When asked what he thinks the future of reporting is, he says, “That’s a hard one. I think social media has, in many ways, forced some people in the news business to be a little more honest and insightful. Others are simply hopeless, at both ends of the spectrum. When reporters ask fundamentally stupid questions using the rhetoric of the gun-prohibition lobby, it’s embarrassing and it affects all of us. It’s human nature to put more weight on the side of an argument we agree with than to the other side, but reporters aren’t really supposed to make that call.”
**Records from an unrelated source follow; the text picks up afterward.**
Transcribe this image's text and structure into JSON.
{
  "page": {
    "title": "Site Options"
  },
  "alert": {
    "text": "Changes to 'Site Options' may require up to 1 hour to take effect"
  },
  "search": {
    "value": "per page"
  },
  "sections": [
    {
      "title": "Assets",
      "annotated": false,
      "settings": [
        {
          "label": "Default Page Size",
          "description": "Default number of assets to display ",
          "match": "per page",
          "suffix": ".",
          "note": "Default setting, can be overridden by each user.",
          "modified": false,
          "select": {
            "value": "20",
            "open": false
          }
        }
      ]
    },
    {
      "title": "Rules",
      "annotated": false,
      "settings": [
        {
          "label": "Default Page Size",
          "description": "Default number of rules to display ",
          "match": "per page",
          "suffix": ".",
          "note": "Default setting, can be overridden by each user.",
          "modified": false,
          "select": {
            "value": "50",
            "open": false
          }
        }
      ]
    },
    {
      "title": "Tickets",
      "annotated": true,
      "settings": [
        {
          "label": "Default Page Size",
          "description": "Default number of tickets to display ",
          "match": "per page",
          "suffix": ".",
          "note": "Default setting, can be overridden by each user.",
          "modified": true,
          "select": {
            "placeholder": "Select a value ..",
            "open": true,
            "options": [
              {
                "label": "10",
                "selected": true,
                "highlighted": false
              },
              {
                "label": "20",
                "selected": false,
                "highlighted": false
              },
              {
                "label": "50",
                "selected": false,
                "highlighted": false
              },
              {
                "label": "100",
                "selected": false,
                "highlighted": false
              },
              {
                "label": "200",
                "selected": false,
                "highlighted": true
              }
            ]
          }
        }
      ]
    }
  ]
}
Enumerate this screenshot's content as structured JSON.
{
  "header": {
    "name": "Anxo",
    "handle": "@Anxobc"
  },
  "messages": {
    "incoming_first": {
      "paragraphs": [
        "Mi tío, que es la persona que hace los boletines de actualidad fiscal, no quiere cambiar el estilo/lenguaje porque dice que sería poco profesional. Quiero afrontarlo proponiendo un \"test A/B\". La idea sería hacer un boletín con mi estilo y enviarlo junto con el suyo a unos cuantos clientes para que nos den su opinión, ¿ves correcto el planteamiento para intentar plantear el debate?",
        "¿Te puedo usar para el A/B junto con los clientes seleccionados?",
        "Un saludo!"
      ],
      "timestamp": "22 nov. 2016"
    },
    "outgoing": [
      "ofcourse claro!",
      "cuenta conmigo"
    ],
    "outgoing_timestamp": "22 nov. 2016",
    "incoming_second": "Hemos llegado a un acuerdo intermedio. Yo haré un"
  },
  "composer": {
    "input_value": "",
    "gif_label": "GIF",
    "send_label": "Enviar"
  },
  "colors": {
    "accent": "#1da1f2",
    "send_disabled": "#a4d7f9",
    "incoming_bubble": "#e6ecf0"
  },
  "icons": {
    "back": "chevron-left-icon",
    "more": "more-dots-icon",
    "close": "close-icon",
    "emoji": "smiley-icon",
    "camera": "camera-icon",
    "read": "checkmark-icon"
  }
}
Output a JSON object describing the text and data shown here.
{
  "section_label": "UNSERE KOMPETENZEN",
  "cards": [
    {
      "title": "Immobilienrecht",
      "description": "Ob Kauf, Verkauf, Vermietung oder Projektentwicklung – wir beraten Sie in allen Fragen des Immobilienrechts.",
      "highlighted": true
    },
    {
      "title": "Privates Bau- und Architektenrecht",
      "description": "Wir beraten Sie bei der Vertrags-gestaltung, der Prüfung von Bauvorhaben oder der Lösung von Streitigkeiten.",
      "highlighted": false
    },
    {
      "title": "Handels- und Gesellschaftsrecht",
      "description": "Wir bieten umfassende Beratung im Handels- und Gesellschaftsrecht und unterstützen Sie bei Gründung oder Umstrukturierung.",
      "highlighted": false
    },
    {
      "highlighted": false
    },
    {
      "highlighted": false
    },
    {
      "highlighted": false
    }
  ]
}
Workman doesn’t want to be categorized as a gun-rights advocate. He said, “I’ve called a few people out for identifying me as a gun advocate instead of the senior editor of a firearms publication. That pisses me off because they’re trying to pigeonhole me as a proponent rather than a journalist who writes about this stuff and therefore understands it. If you’re going to honestly write about the firearms culture, you damn well better understand it. Too many people think gun owners are a bunch of ignorant rubes. I know attorneys, tech engineers, cops, judges, businessmen and doctors who are gun owners. They’re educated and they don’t like being stereotyped.”
On the future, Workman is a little more cautious. He said, “I think the country has been polarized for several years, and some people like it that way. It’s how they stay in positions of power. We’ve come together when it counted, after 9-11 for example, but the divisions inevitably come back. It’s because we’re not all alike. I don’t think the gun prohibition movement is going to disarm America, but they’re not going away, either. They may want to take away everyone’s guns, but that’s delusional. American gun owners are not going to give up their civil rights and obediently line up at some collection site to turn over their firearms as has happened in other countries.”
Can you seem him, his heavy mustache fluttering, as he shines that perspective in The Washington Post’s newsroom? Yeah, I can’t either, but it’s fun to try.